Restate all the data word for word, leaving nothing out.

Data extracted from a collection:
BEGIN
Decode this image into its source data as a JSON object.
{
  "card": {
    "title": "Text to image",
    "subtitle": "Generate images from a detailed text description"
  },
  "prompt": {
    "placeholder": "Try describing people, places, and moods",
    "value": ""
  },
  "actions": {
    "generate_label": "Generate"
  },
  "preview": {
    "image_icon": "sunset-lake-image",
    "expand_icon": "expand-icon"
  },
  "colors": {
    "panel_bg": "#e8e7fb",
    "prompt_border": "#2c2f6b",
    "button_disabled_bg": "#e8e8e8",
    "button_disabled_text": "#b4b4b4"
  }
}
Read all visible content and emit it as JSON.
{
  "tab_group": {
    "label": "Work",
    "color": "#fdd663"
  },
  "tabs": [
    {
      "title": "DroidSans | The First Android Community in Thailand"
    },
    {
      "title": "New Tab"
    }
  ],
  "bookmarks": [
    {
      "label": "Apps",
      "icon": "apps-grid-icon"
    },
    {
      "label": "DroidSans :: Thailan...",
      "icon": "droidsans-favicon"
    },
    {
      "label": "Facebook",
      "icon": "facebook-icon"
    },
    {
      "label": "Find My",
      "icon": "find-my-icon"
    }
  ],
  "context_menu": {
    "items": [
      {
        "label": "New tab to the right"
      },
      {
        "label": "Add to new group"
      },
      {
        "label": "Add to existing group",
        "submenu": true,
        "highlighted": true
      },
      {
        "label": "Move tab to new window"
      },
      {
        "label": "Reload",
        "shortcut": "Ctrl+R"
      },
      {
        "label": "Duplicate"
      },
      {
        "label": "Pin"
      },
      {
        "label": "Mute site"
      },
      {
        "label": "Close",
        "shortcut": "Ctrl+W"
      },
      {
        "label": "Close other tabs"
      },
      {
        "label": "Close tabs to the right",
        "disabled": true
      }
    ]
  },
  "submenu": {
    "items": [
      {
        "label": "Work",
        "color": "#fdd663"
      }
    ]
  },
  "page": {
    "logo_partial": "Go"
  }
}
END
### [WRITTEN SOLUTION]
Decode this image into its source data as a JSON object.
{
  "card": {
    "title": "Text to image",
    "subtitle": "Generate images from a detailed text description"
  },
  "prompt": {
    "placeholder": "Try describing people, places, and moods",
    "value": ""
  },
  "actions": {
    "generate_label": "Generate"
  },
  "preview": {
    "image_icon": "sunset-lake-image",
    "expand_icon": "expand-icon"
  },
  "colors": {
    "panel_bg": "#e8e7fb",
    "prompt_border": "#2c2f6b",
    "button_disabled_bg": "#e8e8e8",
    "button_disabled_text": "#b4b4b4"
  }
}
Read all visible content and emit it as JSON.
{
  "tab_group": {
    "label": "Work",
    "color": "#fdd663"
  },
  "tabs": [
    {
      "title": "DroidSans | The First Android Community in Thailand"
    },
    {
      "title": "New Tab"
    }
  ],
  "bookmarks": [
    {
      "label": "Apps",
      "icon": "apps-grid-icon"
    },
    {
      "label": "DroidSans :: Thailan...",
      "icon": "droidsans-favicon"
    },
    {
      "label": "Facebook",
      "icon": "facebook-icon"
    },
    {
      "label": "Find My",
      "icon": "find-my-icon"
    }
  ],
  "context_menu": {
    "items": [
      {
        "label": "New tab to the right"
      },
      {
        "label": "Add to new group"
      },
      {
        "label": "Add to existing group",
        "submenu": true,
        "highlighted": true
      },
      {
        "label": "Move tab to new window"
      },
      {
        "label": "Reload",
        "shortcut": "Ctrl+R"
      },
      {
        "label": "Duplicate"
      },
      {
        "label": "Pin"
      },
      {
        "label": "Mute site"
      },
      {
        "label": "Close",
        "shortcut": "Ctrl+W"
      },
      {
        "label": "Close other tabs"
      },
      {
        "label": "Close tabs to the right",
        "disabled": true
      }
    ]
  },
  "submenu": {
    "items": [
      {
        "label": "Work",
        "color": "#fdd663"
      }
    ]
  },
  "page": {
    "logo_partial": "Go"
  }
}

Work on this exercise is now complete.